John R. Sirard

John Sirard
Assistant Professor
159D Totman Building

Physical Activity and Health Lab


B.S., University of Massachusetts Amherst, 1991; M.S., University of Massachusetts Amherst, 1997; Ph.D., University of South Carolina, 2003; Postdoctoral Fellowship, Stanford University School of Medicine

Area(s) of Specialization: 

Measurement of Physical Activity; Social and Environmental Influences on Youth Physical Activity; School-Based Physical Activity Interventions

Research Description: 

The long-term goals of my research program are to develop, test, and disseminate successful intervention programs that work at multiple levels of influence to increase youth physical activity and decrease screen media use, leading to long-term improvements in physical, social, and mental health. 

To accomplish these long-term goals my research embraces the Social Ecological Model as a framework to better understand the multiple levels of influence on youth physical activity and sedentary behavior.  One facet of my research program is to better understand the social and physical environmental influences on youth physical activity and sedentary behavior.  The broad research questions here include, but are not limited to; How do friends influence adolescent physical activity and screen media use over time?  Do parental influences weaken as children enter and progress through adolescence?  How does an adolescent’s position within their social network affect their behavior?  How does the home environment (e.g., sport and play equipment, screen media equipment) and the neighborhood environment (e.g., crime, traffic, infrastructure) affect youth physical activity and sedentary behavior?

At the heart of the Social-Ecological Model are the individual-level behaviors and their health outcomes.  Therefore, another integral facet of my research program is to better understand how to quantify physical activity and sedentary behavior in youth.  We use accelerometers (i.e., motion sensors) to objectively quantify frequency, intensity, and timing of physical activity and inactivity but also rely on questionnaire data, when appropriate, to assess relevant contextual information (e.g., Where?  Who with?  Why?).

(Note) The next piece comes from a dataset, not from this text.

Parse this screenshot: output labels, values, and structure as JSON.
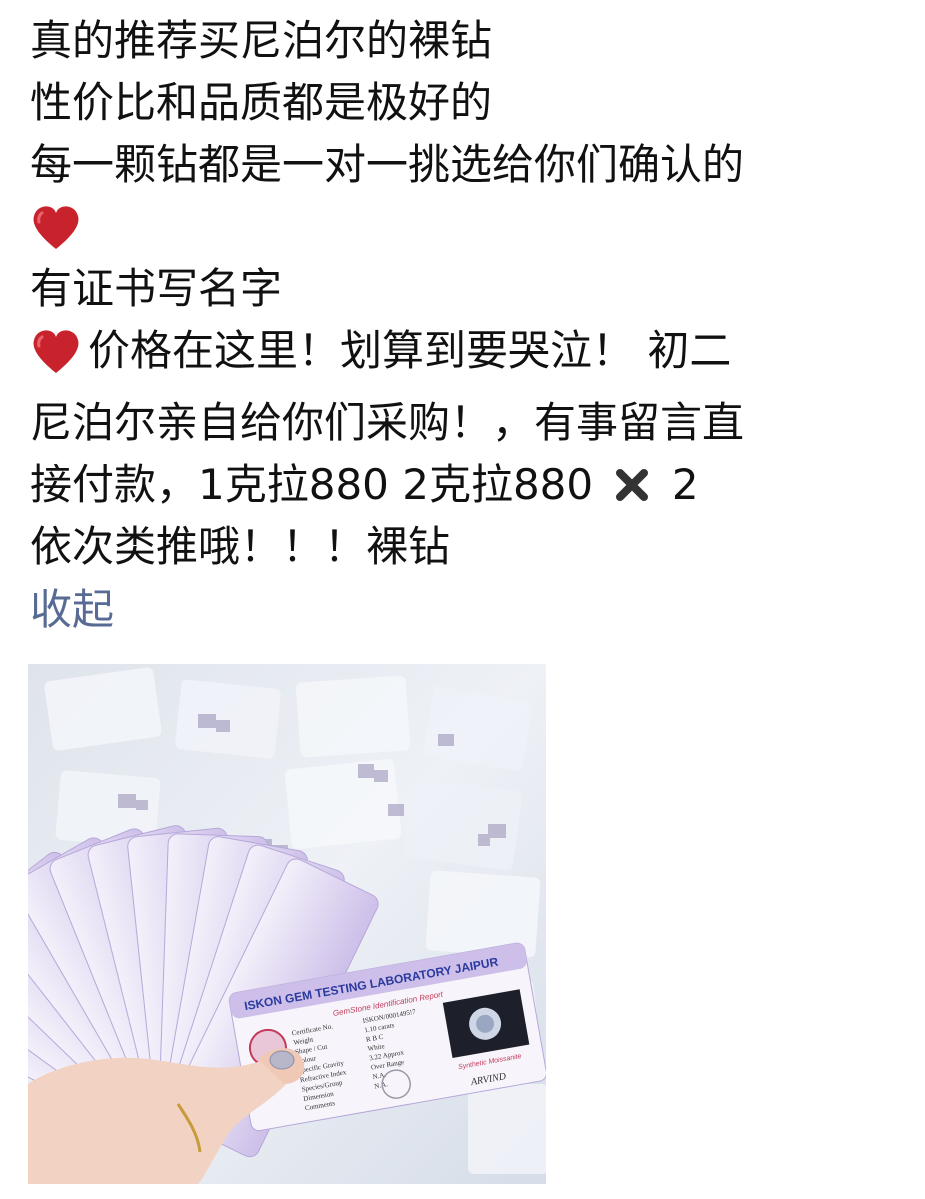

Key Publications: 

Sirard JR, Hannan P, Larson N, Graham DJ, Neumark-Sztainer D. Evaluation of 2 self-report measures of physical activity with accelerometry in young adults. J Phys Act Health. 10(1), 85-96, 2013.

Sirard JR, Bruening M, Wall M, Kim S, Eisenberg M, Neumark-Sztainer. Physical activity and screen time in adolescents and their friends. Am J Prev Med. 44(1), 48-56, 2013.

Hearst MO, Sirard JR , Lytle LA, Dengel D, Berrigan D. Comparison of three measures of physical activity and associations with blood pressure, HDL and body composition in a sample of adolescents. J Phys Act Health. 9(1), 78-85, 2012.

Martinson BC, Hearst MO, Vasquez-Benitez GX, Patnode CD, Sherwood NE, Parker ED, Sirard JR, Pasch K, Lytle LA. Obesogenic Family Types Identified Through Latent Profile Analysis. Ann Behav Med. 42(2), 210-220, 2011.

Sirard JR, Patnode CD, Hearst MO, Laska MN. Dog ownership and adolescent physical activity. Am J Prev Med. 40(3), 334-7, 2011.